I’m not going to lie, I probably liked Alejandro Gonzalez Inarritu’s Babel the least of everyone at Movie Klub who saw it. That’s not to say that I hated it; it was better than half of the movies I saw in the theater in its year of release, 2006. However, I was surprised to learn that it won the Golden Globe for Best Motion Picture (Drama); wherever it missed for me, I guess it hit for the Hollywood Foreign Press.
The film is part of Inarritu’s so-called “Death trilogy,” along with 21 Grams and Amores Perros. I haven’t seen either of those pictures, but if they share anything in common with Babel, then they’re probably grim epics about the evil that humans do to one another. The central evil in Babel is unintentional; an American tourist (Cate Blanchett) on vacation in Morrocco with her husband (Brad Pitt) is shot by a pair of goat-herding boys who don’t understand what their rifle is capable of. Then the film’s various plotlines spiral outward to all of those connected to the incident around the world, and all of the evils they do or have done to them, whether intentional or not.
I like that Inarritu keeps the film moving.
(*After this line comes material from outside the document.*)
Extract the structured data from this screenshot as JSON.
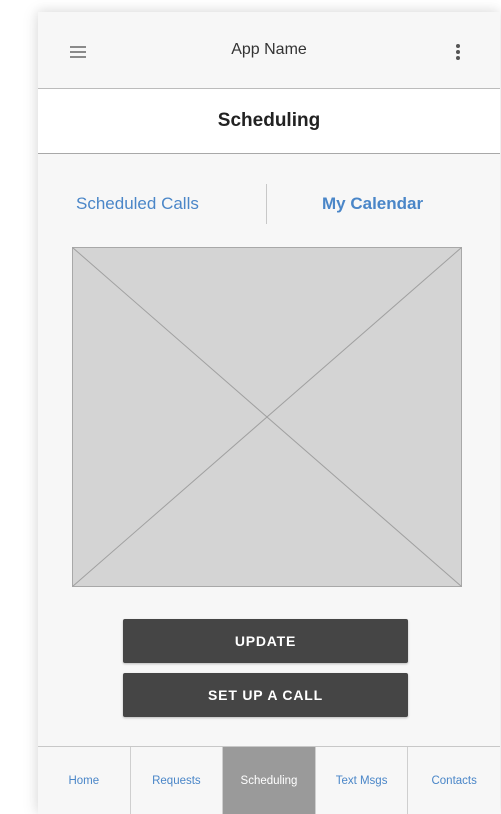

It’s almost two-and-a-half hours long and many scenes take their time to develop, but I really didn’t feel its length or check my watch. The plot snakes back and forth through time in such a way that puts Pulp Fiction to shame, but it’s not really hard to follow. However, it was a very frustrating plot to keep up with, because just when I was starting to really get into one scene, the film would cut to another scene halfway around the world. More than once I felt like I was just about to get Blanchett’s best work – and given her much-decorated career, that’s saying something – and then the film would cut to a new story.
Even worse than that, one of those stories is deeply misguided. I was into the Pitt/Blanchett story, and I was fascinated by the seemingly unrelated tale of a deaf Japanese teenager (Rinko Kikuchi) that followed along with it, but the story of Pitt and Blanchett’s Mexcian housekeeper (Adriana Barraza) left me completely cold. Without spoiling anything, you’ll get the feeling that Barraza’s nephew (Gael Garcia Bernal) is trouble from the first scene he’s in, and you’d be right. It’s the sort of story that’s supposed to be powerful because there are children involved, but it was so deeply contrived that it left me cold. While the Morocco and Japan stories feel like people helpless before the mercy of a cruel world, the Mexico story feels like People Making Bad Decisions: The Movie.
Also, I think the movie suffers a little from Pitt’s presence. I understand that he probably needed to be in it – grim 140-minute dramas don’t tend to get made without some star power involved – but I just didn’t like his work. The performance seems a little too “actorly”, especially the scenes in which Pitt’s frustration with his wife’s predicament turns to anger. When Pitt yells, “fuck you,” he doesn’t seem legitimately angry, he seems like an actor who’s trying to be angry. He almost makes up for his earlier mistakes in his final scene, a phone call which is grueling to watch and which is also pretty damn good. But by then I had already tired of watching him.
At a certain point in the film, probably during one of the Tokyo sequences, I started to wonder if Babel would have been better if split up into separate movies. Kikuchi is dynamite in a difficult role, and even if I didn’t like Pitt I was still deeply invested in the Morocco scenes. I just don’t think Inarritu sold me on why those stories needed to be connected. The struggles faced by Kikuchi, and the Moroccan boys, and Pitt are are similar, but they’re also complex enough that I think each could be the theme of its own movie. By splicing them all together – even though he dedicates 140 minutes to the result – I felt Inarritu was giving them short shrift.
I felt like kind of a hypocrite for disliking Babel. Considering how often major studios are playing it safe in this 3-D era, you’d think I would be happy to watch a beautiful-looking, ambitious movie like this one. The fact is, though, sometimes when you aim big you also miss big. This is a movie that felt like a big miss to me.
Reviewed by Mark Young